Greek Life under scrutiny after WVU student dies


On Nov. 14, a student at West Virginia University died after being found unconscious and not breathing at the Kappa Sigma fraternity house two days earlier.

Fox News reports that WVU suspended all greek life activities, indefinitely, the day after the incident occurred. No timetable has been set for when those activities will resume.

Adding to the negative publicity surrounding the university’s greek community was an incident that occurred at its Sigma Chi fraternity house on Nov. 6. Police say 19 pledges were either arrested or issued a citation, after a street brawl broke out around 1:30 a.m. The members then told police they were part of a rival fraternity, and now face obstruction of justice charges, according to NBC.

Almost a week after the tragic death, greek life nationwide continues to face major scrutiny. However, it also gives those associated with K-State’s greek community the opportunity to review policies and to make sure greek life is as safe as possible.

Ben Hopper, director of the Office of Greek Affairs, confirmed that there are several policies set in place for greek organizations at K-State.

“We have a responsibility policy and anti-hazing policy that all chapters abide by and we have them educate their chapters about it,” Hopper said. “Those policies are in place to ensure the safety and responsibility of the members.”

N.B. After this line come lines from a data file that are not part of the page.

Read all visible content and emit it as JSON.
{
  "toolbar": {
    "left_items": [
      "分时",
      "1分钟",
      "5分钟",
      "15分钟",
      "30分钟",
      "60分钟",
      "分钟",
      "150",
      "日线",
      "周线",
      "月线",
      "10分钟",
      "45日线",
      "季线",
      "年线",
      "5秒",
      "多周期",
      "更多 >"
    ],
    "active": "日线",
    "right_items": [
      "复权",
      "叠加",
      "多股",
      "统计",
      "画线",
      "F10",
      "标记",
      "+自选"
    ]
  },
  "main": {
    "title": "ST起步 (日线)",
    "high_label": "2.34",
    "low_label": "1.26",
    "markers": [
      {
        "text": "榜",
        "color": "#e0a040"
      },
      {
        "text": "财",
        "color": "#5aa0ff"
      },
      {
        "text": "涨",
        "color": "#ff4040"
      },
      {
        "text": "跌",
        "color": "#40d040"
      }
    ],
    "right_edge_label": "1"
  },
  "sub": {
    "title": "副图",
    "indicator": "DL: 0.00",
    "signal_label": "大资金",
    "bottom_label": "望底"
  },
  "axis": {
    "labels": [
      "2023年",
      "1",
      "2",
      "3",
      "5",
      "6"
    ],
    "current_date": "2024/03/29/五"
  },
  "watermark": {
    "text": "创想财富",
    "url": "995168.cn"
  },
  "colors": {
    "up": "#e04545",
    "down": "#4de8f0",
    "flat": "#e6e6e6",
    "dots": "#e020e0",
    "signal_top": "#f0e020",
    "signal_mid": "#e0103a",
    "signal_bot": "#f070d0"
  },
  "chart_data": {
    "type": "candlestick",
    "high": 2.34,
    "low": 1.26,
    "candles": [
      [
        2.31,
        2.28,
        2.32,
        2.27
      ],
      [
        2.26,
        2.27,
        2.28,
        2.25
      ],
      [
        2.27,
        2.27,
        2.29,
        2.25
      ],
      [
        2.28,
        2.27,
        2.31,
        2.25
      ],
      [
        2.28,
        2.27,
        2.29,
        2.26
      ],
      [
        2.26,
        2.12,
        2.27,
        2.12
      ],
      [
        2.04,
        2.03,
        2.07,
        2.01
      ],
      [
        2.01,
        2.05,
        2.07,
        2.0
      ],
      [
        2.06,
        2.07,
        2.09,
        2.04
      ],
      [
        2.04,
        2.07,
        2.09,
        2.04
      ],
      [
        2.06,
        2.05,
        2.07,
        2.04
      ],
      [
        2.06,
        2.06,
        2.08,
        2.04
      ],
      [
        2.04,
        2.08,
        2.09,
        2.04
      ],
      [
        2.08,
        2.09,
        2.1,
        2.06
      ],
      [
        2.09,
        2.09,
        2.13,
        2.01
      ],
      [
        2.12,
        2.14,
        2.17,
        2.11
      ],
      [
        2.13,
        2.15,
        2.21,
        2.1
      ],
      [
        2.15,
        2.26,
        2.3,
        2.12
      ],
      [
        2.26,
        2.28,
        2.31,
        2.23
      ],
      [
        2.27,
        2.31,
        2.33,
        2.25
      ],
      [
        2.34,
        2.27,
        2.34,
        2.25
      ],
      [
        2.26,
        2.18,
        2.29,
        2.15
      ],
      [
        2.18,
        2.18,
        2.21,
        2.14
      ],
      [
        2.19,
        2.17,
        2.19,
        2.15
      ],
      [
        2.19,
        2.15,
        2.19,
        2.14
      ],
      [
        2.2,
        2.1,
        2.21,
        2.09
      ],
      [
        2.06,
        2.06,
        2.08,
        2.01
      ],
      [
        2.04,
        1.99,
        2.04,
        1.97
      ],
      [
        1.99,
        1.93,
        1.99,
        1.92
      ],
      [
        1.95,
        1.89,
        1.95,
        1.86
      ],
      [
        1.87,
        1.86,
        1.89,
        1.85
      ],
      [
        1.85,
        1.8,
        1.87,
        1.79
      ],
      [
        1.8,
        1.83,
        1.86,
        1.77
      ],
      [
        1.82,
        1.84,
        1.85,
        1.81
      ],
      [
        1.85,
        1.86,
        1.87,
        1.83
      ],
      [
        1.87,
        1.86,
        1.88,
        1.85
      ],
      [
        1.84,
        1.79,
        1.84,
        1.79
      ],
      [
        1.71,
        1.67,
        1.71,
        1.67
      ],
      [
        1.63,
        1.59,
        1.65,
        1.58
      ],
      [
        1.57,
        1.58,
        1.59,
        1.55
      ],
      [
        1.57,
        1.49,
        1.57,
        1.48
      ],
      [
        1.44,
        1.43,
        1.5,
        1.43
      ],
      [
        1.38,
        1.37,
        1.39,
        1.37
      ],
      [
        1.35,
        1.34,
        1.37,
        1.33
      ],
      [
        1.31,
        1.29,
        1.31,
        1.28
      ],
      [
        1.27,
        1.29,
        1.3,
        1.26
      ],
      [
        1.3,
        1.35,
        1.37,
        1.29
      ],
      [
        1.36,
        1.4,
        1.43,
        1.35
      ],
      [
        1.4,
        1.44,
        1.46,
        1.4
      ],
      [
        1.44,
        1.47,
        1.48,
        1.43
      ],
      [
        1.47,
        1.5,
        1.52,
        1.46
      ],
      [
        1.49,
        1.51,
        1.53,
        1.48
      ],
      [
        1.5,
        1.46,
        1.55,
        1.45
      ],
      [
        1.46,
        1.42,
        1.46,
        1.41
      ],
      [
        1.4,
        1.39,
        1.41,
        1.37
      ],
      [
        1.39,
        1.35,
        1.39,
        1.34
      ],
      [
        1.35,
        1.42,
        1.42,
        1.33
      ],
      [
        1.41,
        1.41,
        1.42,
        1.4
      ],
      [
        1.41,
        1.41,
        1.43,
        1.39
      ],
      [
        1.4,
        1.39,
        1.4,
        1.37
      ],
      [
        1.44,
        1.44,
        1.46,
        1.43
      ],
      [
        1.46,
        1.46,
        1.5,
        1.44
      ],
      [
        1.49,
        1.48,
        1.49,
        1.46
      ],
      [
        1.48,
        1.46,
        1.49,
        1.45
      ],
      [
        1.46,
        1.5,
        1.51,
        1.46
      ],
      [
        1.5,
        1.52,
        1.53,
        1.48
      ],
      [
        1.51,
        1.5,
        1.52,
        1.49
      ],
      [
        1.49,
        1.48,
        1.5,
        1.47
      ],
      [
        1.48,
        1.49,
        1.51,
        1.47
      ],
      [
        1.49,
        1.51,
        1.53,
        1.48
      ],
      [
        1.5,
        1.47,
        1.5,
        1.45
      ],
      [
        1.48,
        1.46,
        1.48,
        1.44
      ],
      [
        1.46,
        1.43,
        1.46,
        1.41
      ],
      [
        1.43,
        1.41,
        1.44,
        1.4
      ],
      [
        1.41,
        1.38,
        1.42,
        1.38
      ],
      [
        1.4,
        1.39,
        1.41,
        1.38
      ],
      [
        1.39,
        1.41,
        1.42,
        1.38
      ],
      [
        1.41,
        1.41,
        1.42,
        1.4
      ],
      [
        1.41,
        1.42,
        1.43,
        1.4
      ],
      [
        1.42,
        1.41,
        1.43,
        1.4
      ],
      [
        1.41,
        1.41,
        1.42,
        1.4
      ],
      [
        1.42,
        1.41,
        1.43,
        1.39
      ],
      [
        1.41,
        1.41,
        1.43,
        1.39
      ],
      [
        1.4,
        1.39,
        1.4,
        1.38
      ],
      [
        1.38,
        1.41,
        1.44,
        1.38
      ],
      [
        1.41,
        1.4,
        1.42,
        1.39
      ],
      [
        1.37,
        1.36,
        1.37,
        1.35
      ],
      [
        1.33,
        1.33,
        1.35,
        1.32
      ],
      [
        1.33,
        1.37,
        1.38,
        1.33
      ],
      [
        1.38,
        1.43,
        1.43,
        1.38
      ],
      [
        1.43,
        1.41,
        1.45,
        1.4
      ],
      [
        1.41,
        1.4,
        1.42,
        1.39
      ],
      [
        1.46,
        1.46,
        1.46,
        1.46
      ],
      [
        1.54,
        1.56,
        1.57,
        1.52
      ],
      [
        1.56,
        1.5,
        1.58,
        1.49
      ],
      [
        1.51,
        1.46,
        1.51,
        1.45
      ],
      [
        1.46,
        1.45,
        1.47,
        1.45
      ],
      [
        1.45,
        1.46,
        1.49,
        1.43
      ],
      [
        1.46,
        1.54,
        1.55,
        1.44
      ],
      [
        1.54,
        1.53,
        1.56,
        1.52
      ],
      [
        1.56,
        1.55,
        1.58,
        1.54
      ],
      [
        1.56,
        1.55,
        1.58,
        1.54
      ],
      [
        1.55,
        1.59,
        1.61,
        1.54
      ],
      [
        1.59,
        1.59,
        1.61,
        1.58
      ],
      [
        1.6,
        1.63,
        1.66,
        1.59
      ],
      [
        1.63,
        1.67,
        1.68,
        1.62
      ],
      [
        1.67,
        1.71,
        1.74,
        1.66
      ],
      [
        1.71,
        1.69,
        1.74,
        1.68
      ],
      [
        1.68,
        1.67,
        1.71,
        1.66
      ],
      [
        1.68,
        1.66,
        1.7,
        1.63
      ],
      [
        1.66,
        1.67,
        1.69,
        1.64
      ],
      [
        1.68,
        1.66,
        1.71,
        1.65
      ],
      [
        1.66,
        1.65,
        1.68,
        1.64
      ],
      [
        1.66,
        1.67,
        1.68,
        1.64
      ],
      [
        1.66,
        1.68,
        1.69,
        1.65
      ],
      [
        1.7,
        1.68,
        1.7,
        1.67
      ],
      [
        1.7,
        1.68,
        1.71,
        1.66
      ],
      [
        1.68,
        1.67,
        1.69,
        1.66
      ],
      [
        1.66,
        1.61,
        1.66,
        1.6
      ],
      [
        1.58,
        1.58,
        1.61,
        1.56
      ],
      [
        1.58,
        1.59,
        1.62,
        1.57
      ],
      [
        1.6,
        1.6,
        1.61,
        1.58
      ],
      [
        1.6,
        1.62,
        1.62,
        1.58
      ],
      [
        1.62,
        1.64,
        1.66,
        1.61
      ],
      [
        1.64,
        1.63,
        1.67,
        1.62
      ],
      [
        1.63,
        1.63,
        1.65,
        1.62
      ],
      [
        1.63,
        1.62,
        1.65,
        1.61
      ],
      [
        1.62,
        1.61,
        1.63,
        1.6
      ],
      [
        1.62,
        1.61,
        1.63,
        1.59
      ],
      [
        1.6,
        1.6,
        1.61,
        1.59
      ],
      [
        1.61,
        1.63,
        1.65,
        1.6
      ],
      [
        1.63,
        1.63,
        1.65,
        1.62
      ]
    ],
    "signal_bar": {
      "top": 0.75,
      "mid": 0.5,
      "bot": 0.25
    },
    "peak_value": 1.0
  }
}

According to the K-State Greek Affairs website, the hazing policy states “any instance of physical abuse, psychological abuse or improper obligations, requirements or improper activities for maintaining membership is forbidden.”

The website also includes a risk management policy which prohibits the possession of alcohol at any greek-sponsored event on campus, the purchase of alcohol through chapter funds or the sponsorship of any event at an alcohol distributor.

When asked how greek organizations can prevent these kinds of instances from happening, Hopper pointed to education as the primary resource.

“We are going to work on developing our student leaders into better men and women so that they can live out their organization’s values during alcoholic events,” Hopper said. “We are also working on educating our organizations about alcohol consumption so that they can make safe decisions.”

Hopper also pointed to a safety group called the Social Responsibility Committee, which also helps monitor social functions and ensures Greek Affair policies are being carried out.

“Every organization registers their social events with the SRC and from there the SRC does a pre-check of the social function to make sure the events are set up so that we know our policies are being carried out,” Hopper said.

From the chapter level, many greek leaders across the country are taking the time to educate their members about safety, reinforce current policies or develop new ones to make sure tragic events don’t happen at their chapter.

Justin Beyer, junior in marketing and president of K-State’s Alpha Kappa Lambda fraternity, said he believes that the prevention starts even before the members are offered a bid into the organization.

“The guys that we recruit know why we recruit them and when they pledge to our standards, they know what their expectations are,” Beyer said. “We are very careful about who we recruit.”

Andrew Moore, sophomore in wildlife conservation and risk management chair for K-State’s Beta Sigma Psi fraternity, described his job as one that eliminates risk.

“My most important job is to make sure we have policies that keep our members safe,” Moore said. “We have a (designated driver) system to make sure that people get home safe. We are a dry house and the fraternity cannot supply alcohol at any time. If we co-host a party with a wet house, we set up a guest list to make sure we know who’s coming and have wristband system to make sure underage people aren’t drinking.”

The West Virginia incident as previously reported by other news outlets

According to NBC News, West Virginia police were called to the Kappa Sigma fraternity house around midnight and found 18-year-old Nolan Burch from Williamsville, New York lying on the floor receiving CPR from another male. Burch was taken to Ruby Memorial Hospital, part of the West Virginia University Healthcare System, where he spent the better part of two days before he died.

WCHS-TV, a station serving the Charleston and Huntington areas of West Virginia, reported that Burch was a pledge at the fraternity and was majoring in pre-sports management.

According to Fox News, Morgantown Chief of Police Chief Ed Preston did confirm that alcohol was the reason behind the call to police, though officials are not sure whether or not alcohol caused Burch’s death.

Kappa Sigma released a statement regarding the incident on their website:

“We are distraught and saddened by the news about West Virginia University student Nolan Burch. Kappa Sigma is still investigating the circumstances surrounding the event. This proves difficult, as the operations of this chapter have been suspended since mid-October due to previous, unrelated violations of Kappa Sigma’s Code of Conduct.”